Third, it is not clear at all how external mechanisms can allow for a more efficient maintenance of social bonds, given their obvious lack of "emotional" flavor. The tightening of evolutionarily relevant social bonds (bonds that can bring coalitional support) requires personal involvement and emotional closeness. This is definitively out of the scope of external resources such as kinship algebras (which are based on cold and logical genealogical relationships between kins) or web-based social networks (which do not extend the number of people we feel emotionally close to [7&8]).
Should we offer more scrutiny to popular scientific hypotheses that have a similar normativity potential? For sure, we should. But this is not specific to Dunbar's number, and more importantly, this should not undermine the scientific legitimacy that Dunbar's version of the social brain hypothesis has acquired through numerous data collections.
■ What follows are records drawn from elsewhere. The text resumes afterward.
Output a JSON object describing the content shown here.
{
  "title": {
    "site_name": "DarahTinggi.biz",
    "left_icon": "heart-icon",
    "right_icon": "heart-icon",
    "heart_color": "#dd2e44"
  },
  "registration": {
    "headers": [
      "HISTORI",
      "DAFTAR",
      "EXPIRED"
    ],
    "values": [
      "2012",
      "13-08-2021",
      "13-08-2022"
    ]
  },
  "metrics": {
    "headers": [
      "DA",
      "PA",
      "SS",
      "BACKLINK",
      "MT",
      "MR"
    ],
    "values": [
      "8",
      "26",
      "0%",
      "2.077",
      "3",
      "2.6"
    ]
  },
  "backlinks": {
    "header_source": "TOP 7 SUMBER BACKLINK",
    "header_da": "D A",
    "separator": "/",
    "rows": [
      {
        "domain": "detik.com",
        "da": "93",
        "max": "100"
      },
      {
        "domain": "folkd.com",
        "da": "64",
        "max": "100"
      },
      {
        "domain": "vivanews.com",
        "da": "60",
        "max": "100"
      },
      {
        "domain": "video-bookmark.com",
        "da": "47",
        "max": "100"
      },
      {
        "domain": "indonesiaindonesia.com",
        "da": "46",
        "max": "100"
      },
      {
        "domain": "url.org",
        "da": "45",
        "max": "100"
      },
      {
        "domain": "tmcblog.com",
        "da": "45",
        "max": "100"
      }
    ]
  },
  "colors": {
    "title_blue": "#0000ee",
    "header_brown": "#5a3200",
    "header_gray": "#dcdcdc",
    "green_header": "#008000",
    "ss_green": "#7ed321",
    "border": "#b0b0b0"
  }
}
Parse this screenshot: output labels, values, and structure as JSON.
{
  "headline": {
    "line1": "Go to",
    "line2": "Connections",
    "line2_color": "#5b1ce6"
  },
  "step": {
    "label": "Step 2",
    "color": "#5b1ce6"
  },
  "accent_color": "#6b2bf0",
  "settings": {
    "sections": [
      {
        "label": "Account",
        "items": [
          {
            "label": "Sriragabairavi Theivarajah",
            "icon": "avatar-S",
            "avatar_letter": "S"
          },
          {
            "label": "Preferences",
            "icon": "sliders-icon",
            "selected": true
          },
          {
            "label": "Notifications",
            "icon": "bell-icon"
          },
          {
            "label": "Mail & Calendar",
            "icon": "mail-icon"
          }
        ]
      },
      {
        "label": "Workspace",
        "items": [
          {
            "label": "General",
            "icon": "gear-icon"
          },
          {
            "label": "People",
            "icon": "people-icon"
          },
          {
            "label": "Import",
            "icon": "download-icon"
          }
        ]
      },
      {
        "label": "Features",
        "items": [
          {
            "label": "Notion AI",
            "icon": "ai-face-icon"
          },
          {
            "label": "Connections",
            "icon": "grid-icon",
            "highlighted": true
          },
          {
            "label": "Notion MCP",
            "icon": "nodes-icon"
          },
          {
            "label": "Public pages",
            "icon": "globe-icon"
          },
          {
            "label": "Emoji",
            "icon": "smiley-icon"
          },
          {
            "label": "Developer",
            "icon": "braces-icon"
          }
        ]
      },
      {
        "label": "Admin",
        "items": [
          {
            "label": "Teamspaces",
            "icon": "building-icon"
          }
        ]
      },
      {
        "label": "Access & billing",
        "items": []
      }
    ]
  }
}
Sources Kanai, R., Bahrami, B., Roylance, R., & Rees, G. (2012). Online social network size is reflected in human brain structure. Proceedings of the Royal Society B: Biological Sciences, 279(1732), 1327–1334. link  Shultz, S., & Dunbar, R.I.M. (2010). Encephalization is not a universal macroevolutionary phenomenon in mammals but is associated with sociality. Proceedings of the National Academy of Sciences, 107(50), 21582–21586. link  Powell, J., Lewis, P.A., Roberts, N., García-Fiñana, M., & Dunbar, R.I.M. (2012). Orbital prefrontal cortex volume predicts social network size: an imaging study of individual differences in humans. Proceedings of the Royal Society B: Biological Sciences.  http://www.thelocal.se/7972/20070723/  deRuiter, J., Weston, G., & Lyon, S.M. (2011). Dunbar’s Number: Group Size and Brain Physiology in Humans Reexamined. American Anthropologist, 113(4), 557–568. link  Dunbar, R.I.M. (2012). Bridging the bonding gap: the transition from primates to humans. Phil. Trans. R. Soc. Lond. 367B: 1837-1846.  Pollet, T. V., Roberts, S. G. B., & Dunbar, R. I. M. (2011). Use of social network sites and instant messaging does not lead to increased offline social network size, or to emotionally closer relationships with offline network members. Cyberpsychology, Behavior and Social Networking, 14(4).  Dunbar, R.I.M. (in press). Social Cognition on the Internet: Testing Constraints on Social Network Size. Phil. Trans. R. Soc. Lond.